======== Material provided

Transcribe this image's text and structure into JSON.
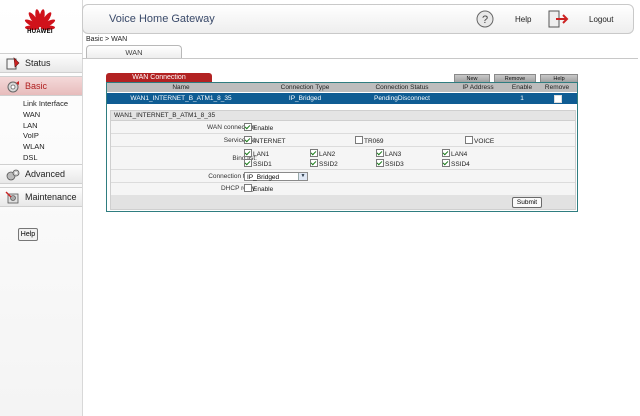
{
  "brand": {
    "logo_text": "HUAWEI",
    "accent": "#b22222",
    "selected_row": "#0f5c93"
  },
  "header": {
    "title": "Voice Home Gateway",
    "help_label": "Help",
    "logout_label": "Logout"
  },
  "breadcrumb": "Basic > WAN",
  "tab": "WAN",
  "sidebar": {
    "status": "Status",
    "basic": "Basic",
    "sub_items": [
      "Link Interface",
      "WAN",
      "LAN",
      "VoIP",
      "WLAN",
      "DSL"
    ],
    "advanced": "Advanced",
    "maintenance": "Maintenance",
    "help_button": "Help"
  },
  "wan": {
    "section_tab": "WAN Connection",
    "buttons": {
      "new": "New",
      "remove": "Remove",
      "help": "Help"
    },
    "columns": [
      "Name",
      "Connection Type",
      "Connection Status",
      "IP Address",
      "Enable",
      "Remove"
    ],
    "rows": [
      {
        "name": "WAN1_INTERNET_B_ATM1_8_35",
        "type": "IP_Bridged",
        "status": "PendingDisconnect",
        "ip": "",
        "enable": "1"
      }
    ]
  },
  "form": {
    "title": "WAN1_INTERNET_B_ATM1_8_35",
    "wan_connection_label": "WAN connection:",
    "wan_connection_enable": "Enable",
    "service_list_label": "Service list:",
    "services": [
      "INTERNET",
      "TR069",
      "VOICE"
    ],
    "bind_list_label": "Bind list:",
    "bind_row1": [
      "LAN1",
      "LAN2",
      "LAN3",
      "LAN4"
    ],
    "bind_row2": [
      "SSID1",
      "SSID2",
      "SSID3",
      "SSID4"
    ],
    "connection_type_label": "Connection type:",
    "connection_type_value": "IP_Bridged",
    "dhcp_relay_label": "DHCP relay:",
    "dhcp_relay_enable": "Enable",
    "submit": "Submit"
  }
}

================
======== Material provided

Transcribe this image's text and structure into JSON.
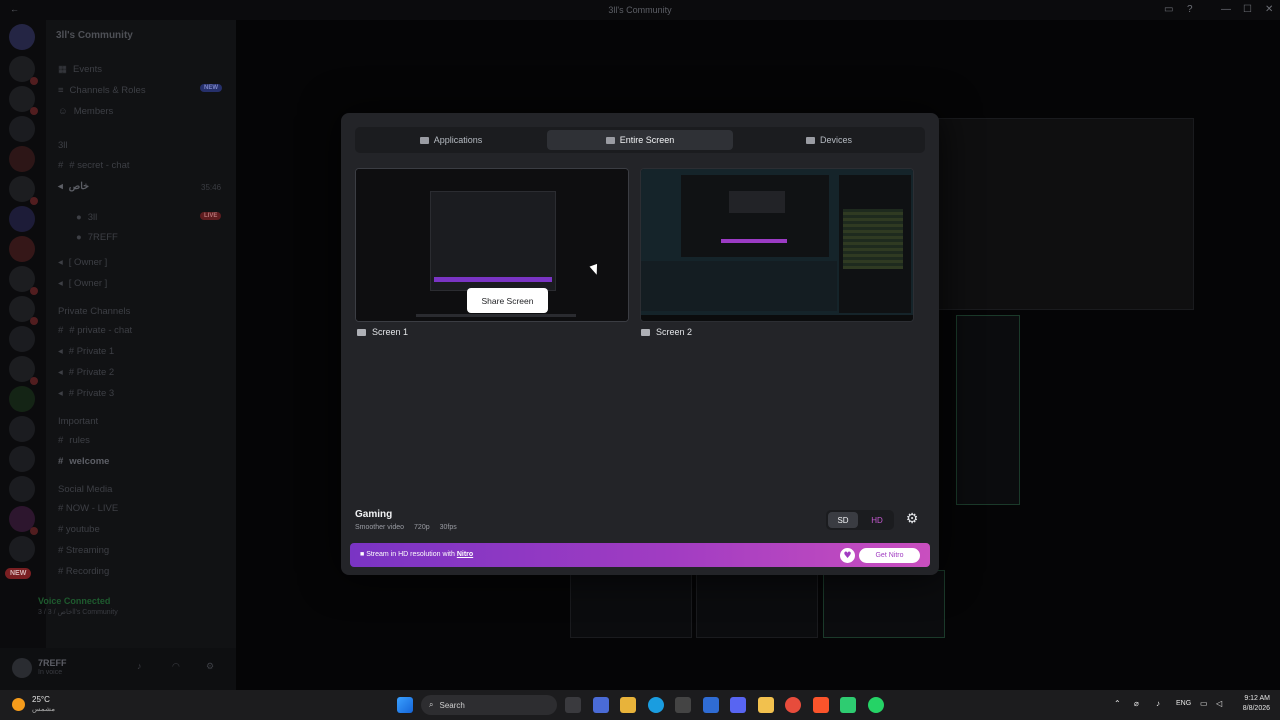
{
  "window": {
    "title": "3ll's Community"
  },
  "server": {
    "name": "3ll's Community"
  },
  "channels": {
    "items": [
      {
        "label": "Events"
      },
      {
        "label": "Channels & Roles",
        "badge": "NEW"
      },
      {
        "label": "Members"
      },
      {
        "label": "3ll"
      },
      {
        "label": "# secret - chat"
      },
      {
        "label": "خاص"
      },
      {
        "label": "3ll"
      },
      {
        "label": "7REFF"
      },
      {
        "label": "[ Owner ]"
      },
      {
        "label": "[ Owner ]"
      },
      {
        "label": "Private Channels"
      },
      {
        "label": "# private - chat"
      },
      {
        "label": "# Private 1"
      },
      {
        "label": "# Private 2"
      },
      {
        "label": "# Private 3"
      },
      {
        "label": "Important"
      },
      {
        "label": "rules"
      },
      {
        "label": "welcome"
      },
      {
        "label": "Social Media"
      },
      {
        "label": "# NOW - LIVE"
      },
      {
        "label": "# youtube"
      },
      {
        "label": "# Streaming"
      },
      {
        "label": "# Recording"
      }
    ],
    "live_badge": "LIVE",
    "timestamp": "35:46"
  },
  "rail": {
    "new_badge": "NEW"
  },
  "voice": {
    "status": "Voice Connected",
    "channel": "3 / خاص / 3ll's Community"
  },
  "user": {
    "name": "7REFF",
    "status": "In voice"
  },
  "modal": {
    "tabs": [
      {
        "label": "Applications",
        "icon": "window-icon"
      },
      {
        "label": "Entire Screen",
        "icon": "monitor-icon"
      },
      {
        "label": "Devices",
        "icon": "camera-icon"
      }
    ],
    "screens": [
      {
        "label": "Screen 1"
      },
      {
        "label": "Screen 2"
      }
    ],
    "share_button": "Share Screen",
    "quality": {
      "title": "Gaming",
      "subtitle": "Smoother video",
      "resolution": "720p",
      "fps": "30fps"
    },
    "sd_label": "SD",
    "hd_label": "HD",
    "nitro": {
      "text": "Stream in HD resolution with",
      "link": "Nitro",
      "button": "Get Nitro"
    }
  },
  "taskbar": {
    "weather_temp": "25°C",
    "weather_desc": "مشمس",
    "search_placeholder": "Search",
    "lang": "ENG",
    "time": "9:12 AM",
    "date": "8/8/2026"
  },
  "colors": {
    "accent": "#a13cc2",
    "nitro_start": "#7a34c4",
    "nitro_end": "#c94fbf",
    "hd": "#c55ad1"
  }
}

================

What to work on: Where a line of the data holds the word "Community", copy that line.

Exercise answer:
    "title": "3ll's Community"
    "name": "3ll's Community"
    "channel": "3 / خاص / 3ll's Community"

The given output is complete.